The percentage of eyes with VA of 20/20 or better at 2 years was 66%, 71%, and 77% in the observation, laser, and aflibercept groups, respectively
Important Considerations Before Applying Clinically
Protocol V is an invaluable source of information and provides much-needed data to inform clinical discussions with patients who have CI-DME with good vision. Landmark phase 3 trials, such as VISTA/VIVID and RIDE/RISE, have demonstrated the overwhelming superiority of intravitreal anti-VEGF therapy for the management of CI-DME with VA loss, to the point that the decision to initiate treatment on a population basis in such clinical scenarios is now clear.[2,3,7] Comparatively, initiating therapy for CI-DME with good VA requires a more detailed consideration of the risk-benefit ratio on an individualized basis; data from Protocol V can be used to support observation, macular laser, or intravitreal anti-VEGF therapy.

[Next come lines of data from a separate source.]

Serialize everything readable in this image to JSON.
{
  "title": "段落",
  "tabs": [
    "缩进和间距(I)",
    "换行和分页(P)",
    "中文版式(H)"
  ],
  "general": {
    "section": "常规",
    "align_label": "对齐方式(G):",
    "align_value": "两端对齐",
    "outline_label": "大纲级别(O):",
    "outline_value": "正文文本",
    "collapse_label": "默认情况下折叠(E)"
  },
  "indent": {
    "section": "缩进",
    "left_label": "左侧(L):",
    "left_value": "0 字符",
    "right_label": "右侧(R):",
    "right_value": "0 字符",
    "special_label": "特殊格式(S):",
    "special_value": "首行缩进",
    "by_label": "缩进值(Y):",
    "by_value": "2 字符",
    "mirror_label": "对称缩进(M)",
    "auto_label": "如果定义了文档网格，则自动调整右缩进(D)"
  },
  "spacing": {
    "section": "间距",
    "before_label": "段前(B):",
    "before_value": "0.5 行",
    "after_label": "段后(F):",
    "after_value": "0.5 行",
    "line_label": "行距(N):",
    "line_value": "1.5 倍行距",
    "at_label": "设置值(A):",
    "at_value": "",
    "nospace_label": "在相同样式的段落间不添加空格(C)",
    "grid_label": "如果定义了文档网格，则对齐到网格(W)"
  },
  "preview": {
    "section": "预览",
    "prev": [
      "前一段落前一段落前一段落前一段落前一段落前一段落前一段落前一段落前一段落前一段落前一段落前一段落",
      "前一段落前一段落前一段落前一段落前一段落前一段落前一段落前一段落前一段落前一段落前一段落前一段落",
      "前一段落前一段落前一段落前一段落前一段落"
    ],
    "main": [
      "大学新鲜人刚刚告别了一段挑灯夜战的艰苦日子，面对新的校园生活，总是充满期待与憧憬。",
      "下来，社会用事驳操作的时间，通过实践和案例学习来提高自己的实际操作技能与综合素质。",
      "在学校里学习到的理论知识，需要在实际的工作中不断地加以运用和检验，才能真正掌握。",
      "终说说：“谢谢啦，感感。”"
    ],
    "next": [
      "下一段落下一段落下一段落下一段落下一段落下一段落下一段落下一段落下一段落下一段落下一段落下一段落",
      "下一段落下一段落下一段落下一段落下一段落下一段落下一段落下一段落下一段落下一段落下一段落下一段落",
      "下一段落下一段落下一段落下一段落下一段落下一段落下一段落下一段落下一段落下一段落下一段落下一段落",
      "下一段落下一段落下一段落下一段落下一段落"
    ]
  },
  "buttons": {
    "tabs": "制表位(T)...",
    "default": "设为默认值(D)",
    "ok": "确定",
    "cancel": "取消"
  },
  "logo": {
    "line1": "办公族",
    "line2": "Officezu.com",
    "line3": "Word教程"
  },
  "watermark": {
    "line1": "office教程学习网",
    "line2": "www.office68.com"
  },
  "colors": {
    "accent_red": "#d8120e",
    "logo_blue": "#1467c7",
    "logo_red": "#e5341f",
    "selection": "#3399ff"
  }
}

On average, patients enrolled in Protocol V had good control of their diabetes and blood pressure. Furthermore, these patients were selected from clinical practices because of their willingness to attend frequent visits. Therefore, this population may not be representative of patients with diabetes in routine clinical care.
Another challenge in applying Protocol V’s data to clinical practice is that ETDRS BCVA was the sole driver of initiation of anti-VEGF therapy for eyes randomly assigned to observation or macular laser. ETDRS BCVA is a highly specific, rigorous, time-intensive method for determining VA. The majority of retina specialists do not perform this level of VA testing in routine clinical care. Worsening DME in the absence of VA loss was not a trigger in Protocol V for initiation of aflibercept therapy.
Although there is a relationship between CST (amount of DME) and VA, it is an imperfect one, and the field of retina research would benefit from a more comprehensive understanding of imaging biomarkers and how they can be used to guide therapy for each patient
reference of image : here